Joe Art of Coffee (9 E 13th St.) located few blocks down from 9th Street Espresso is worth a trip just to experience the vast difference between the two shops. They have a 3 group LaMarzocco linea with 2 Mazzer Majors. I must say I wasn’t very impressed with the espresso, it was overextracted absolutely butchered through the extraction process with pale crema. All I was tasting is rancid orange sensation and unpleasant bitter aftertaste. The shop
itself is really busy, they also struggle for space … as I walked into the shop the first thing that I saw was the tree house (pictures on the right), from what I am told it is their office and is for staff use only. The baristas were making elementary mistakes such as burning the milk, not wiping the steam wand. I think for Joe’s it’s more about quantity rather than quality. I’ve been told that in one of the other stores they make a better cup running a Synesso and Robur combination, unfortunately I didn’t make it there. I couldn't understand why they put a flat blade Major grinder in such a busy shop; I can only imagine how hot it gets. The doser was filled with coffee, for the volume of shots they were pulling the coffee would have still been reasonably fresh. I hope they don't let the coffee sit in the doser when it's not busy.



cafegrumpy said...

Thanks for visiting!

Meister said...


I'm Meister, the trainer/quality control manager at Joe, and I wonder if you wouldn't mind chatting via email with me a little about whatever suggestions you have for our store(s). We are very open to criticism and appreciate guidance from our peers, and I would love to hear a little more of what you have to say about how we do things.

Additionally, I'm terribly sorry if you had a negative experience at one of our shops. There's no excuse for it, and I'd like to learn from you, in your opinion, how we can ensure it never happens again.

E. Meister

Anonymous said...

Just to clarify, the 9th St. Espresso branch you mentioned is at 136 E. 13th St., not 200th St. If you have the chance, I recommend visiting the original at 700 E. 9th--it's a better vibe for hanging out, and might be interesting for you since it's much busier than the branch.
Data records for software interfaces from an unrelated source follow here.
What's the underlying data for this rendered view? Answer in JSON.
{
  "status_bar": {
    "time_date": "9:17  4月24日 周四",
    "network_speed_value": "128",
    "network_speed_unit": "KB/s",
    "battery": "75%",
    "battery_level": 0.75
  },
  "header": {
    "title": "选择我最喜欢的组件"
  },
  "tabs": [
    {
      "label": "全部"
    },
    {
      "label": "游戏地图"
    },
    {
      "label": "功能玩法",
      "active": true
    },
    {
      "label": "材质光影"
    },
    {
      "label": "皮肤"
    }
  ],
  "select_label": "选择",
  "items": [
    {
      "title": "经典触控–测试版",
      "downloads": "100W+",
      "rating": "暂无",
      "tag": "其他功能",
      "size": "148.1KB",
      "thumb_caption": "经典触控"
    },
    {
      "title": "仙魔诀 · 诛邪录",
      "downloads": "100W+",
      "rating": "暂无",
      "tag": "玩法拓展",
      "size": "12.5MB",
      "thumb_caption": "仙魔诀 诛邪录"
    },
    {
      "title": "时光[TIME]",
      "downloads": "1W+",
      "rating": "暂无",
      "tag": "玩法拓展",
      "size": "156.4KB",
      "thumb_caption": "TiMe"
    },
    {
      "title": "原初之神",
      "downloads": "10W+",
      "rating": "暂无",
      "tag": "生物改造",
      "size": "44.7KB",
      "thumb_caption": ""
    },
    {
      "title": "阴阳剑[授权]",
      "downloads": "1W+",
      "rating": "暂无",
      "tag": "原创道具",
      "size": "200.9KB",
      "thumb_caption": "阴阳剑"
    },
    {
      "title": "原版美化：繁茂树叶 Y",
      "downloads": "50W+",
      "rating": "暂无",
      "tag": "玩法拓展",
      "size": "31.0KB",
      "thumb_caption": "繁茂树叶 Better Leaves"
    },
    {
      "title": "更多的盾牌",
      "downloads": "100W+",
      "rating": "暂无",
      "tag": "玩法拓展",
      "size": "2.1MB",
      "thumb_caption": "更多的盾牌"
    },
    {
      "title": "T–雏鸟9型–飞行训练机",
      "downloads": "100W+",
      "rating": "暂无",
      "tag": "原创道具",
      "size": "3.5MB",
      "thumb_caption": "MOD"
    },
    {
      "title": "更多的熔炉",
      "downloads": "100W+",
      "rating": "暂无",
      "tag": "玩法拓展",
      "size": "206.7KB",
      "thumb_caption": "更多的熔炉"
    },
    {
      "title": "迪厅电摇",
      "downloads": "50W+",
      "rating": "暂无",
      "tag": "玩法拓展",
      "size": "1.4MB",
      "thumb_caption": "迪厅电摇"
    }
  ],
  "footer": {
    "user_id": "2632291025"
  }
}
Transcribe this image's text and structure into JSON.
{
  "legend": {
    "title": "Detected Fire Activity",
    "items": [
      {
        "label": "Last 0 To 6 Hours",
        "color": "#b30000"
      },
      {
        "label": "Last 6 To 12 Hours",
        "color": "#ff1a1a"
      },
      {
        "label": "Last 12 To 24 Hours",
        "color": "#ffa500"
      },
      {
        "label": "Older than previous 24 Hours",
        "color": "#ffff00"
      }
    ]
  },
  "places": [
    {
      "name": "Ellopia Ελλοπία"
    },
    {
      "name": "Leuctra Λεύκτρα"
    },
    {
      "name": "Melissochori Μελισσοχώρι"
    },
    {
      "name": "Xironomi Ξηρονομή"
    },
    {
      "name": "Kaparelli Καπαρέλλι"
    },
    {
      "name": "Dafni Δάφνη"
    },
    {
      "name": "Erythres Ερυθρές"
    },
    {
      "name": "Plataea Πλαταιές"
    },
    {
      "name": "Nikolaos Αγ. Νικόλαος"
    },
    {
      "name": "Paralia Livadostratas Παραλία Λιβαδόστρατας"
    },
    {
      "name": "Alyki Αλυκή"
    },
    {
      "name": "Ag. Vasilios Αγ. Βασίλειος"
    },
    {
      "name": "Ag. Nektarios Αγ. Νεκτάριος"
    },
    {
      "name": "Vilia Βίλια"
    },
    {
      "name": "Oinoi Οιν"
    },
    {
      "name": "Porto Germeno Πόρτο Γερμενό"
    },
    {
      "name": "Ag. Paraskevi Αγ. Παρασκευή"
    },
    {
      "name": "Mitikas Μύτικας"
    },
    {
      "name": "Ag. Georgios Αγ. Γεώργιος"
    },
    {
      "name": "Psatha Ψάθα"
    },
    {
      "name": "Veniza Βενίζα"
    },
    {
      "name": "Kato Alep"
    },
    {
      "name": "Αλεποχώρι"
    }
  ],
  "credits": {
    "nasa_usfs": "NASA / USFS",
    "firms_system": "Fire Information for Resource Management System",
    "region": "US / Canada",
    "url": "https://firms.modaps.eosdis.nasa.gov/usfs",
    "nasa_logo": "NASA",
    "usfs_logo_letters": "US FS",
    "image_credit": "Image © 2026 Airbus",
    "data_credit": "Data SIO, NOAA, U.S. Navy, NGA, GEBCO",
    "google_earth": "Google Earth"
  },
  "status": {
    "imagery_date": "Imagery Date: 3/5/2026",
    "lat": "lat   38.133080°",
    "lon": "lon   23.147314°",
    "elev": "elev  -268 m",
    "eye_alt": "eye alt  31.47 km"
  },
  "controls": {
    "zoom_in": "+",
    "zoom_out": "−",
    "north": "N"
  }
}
Brian said...

Thanks very much for taking time to write this guide. I'll be making my own NYC espresso pilgrimage in a couple of weeks and this will definitely help me map out my plan.